▶ [Work task]: Your copy should match the records below exactly, except for the pictures.

▶ [Extracted entries]:

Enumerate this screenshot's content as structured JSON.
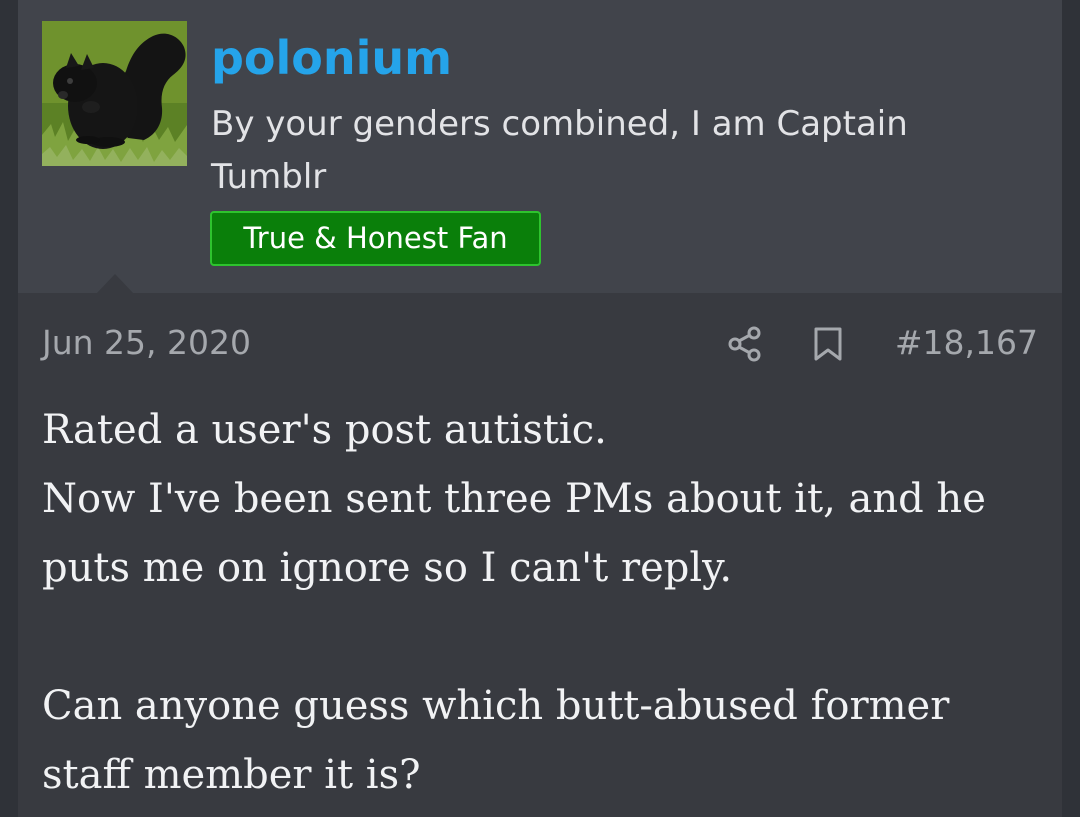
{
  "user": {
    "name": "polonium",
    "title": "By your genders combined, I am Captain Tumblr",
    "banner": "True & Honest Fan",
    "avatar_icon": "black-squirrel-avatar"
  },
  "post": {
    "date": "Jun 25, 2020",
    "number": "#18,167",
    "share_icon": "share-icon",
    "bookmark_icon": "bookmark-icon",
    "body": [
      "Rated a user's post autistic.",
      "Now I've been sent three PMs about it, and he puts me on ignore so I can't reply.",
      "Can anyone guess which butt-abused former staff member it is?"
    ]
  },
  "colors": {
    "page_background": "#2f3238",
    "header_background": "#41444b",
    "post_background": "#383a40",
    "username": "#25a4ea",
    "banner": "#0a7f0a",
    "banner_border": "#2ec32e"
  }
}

▶ [Answer to this task]:
Enumerate this screenshot's content as structured JSON.
{
  "user": {
    "name": "polonium",
    "title": "By your genders combined, I am Captain Tumblr",
    "banner": "True & Honest Fan",
    "avatar_icon": "black-squirrel-avatar"
  },
  "post": {
    "date": "Jun 25, 2020",
    "number": "#18,167",
    "share_icon": "share-icon",
    "bookmark_icon": "bookmark-icon",
    "body": [
      "Rated a user's post autistic.",
      "Now I've been sent three PMs about it, and he puts me on ignore so I can't reply.",
      "Can anyone guess which butt-abused former staff member it is?"
    ]
  },
  "colors": {
    "page_background": "#2f3238",
    "header_background": "#41444b",
    "post_background": "#383a40",
    "username": "#25a4ea",
    "banner": "#0a7f0a",
    "banner_border": "#2ec32e"
  }
}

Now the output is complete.